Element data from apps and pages
▼
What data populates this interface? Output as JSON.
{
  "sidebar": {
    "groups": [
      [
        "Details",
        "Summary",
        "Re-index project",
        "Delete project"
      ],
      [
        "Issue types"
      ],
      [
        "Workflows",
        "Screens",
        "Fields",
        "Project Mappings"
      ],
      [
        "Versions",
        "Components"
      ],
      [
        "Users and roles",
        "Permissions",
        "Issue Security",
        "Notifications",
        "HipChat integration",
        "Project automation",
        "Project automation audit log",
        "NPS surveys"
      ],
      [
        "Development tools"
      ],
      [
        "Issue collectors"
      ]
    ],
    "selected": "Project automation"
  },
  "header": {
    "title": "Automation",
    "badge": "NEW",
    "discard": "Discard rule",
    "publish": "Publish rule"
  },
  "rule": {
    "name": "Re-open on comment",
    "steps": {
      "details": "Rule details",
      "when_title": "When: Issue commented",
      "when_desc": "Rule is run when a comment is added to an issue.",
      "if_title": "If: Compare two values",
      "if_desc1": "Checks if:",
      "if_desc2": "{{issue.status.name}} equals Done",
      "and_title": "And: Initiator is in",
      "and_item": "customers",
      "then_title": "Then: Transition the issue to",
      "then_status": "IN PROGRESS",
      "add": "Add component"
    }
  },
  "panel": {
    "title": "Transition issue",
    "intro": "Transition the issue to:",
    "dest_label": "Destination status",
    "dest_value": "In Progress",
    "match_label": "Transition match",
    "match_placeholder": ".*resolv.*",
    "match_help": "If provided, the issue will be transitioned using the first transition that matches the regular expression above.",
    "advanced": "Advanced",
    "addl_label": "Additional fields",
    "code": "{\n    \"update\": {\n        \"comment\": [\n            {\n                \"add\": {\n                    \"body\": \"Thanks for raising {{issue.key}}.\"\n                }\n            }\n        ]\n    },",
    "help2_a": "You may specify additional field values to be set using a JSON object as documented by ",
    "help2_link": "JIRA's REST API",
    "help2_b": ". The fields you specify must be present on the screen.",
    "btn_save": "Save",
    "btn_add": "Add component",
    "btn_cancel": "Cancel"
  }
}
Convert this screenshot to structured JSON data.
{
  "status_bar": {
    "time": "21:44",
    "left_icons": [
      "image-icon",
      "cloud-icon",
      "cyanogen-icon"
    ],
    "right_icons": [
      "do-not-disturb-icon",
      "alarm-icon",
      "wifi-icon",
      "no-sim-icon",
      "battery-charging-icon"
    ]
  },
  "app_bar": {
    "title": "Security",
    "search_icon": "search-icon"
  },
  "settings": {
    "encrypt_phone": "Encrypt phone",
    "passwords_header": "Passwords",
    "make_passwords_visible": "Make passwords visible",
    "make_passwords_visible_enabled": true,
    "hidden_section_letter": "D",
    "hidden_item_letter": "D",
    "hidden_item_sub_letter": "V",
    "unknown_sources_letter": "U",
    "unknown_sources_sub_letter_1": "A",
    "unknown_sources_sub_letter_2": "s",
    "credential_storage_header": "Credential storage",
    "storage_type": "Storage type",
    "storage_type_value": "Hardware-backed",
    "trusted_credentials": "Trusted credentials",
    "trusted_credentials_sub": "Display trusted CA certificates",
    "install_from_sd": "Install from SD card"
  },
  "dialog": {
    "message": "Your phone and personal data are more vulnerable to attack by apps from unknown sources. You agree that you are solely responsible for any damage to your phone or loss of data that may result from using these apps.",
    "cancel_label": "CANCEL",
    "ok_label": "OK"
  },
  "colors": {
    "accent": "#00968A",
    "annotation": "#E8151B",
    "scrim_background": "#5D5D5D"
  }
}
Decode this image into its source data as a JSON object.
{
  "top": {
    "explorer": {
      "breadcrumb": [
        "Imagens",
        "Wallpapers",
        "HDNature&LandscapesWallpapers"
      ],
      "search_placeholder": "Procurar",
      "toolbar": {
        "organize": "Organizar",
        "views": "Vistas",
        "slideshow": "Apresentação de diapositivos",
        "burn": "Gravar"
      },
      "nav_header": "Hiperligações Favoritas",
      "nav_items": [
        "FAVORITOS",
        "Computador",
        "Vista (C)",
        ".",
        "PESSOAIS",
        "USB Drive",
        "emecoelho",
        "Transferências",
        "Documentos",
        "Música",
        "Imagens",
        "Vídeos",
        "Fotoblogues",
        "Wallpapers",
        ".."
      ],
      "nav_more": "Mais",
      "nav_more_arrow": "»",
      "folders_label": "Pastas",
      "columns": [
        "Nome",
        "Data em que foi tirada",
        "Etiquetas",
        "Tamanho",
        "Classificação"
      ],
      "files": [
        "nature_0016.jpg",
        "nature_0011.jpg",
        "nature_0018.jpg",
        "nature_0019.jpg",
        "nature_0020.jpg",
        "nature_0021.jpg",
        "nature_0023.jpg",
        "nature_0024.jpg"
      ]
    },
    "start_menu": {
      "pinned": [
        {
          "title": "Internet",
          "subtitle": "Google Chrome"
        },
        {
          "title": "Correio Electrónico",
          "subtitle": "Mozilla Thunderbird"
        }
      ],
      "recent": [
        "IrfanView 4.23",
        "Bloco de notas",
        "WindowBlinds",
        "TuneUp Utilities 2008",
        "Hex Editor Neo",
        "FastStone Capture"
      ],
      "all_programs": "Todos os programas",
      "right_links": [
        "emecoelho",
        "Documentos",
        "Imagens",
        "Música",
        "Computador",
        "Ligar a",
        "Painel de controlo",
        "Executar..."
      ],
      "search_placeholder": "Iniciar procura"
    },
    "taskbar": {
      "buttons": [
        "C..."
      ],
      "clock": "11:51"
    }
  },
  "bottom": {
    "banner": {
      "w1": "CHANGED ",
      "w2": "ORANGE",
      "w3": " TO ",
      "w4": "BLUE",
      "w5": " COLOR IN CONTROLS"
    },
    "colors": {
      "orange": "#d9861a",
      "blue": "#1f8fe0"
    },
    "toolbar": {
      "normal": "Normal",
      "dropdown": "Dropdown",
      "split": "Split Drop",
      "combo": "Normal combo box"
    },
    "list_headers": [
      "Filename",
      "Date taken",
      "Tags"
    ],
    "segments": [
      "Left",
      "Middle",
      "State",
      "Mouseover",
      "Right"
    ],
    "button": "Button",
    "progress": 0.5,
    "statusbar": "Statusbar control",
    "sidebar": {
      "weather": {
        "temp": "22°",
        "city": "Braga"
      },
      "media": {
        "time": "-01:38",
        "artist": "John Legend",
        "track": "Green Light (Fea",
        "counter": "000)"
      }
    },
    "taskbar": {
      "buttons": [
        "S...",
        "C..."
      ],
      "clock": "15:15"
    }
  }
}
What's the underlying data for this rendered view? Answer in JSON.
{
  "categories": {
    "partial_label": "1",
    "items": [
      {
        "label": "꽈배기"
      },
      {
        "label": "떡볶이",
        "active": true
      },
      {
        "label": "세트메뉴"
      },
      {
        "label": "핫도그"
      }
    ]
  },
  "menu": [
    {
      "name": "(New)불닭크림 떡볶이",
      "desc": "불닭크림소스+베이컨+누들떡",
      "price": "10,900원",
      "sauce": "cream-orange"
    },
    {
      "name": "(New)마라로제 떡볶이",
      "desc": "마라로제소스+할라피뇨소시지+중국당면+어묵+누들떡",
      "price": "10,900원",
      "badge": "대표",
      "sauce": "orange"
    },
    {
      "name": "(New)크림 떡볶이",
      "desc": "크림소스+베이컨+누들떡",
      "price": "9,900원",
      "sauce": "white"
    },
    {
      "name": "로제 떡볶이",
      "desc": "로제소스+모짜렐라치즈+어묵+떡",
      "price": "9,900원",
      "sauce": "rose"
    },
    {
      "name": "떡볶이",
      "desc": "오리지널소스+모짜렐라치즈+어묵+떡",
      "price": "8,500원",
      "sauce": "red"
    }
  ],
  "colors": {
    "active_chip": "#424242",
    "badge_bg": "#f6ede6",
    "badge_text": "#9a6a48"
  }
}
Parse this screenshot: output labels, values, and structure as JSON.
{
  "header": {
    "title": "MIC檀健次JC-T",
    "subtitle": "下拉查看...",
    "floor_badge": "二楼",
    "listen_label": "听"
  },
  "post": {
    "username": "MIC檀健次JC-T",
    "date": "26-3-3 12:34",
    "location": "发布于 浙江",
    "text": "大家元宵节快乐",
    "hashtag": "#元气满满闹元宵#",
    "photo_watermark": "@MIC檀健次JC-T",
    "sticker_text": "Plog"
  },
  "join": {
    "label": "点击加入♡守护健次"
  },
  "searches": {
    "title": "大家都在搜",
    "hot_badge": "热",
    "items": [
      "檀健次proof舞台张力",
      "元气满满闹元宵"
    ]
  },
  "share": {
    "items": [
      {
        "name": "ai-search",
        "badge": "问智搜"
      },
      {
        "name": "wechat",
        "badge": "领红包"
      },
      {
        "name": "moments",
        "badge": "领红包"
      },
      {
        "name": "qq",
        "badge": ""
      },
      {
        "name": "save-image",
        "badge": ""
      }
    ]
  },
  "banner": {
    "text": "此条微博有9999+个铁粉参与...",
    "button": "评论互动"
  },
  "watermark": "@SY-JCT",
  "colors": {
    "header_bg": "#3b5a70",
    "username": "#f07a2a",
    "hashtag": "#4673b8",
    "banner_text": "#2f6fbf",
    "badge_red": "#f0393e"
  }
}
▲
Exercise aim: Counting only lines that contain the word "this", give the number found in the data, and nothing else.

Task answer: 5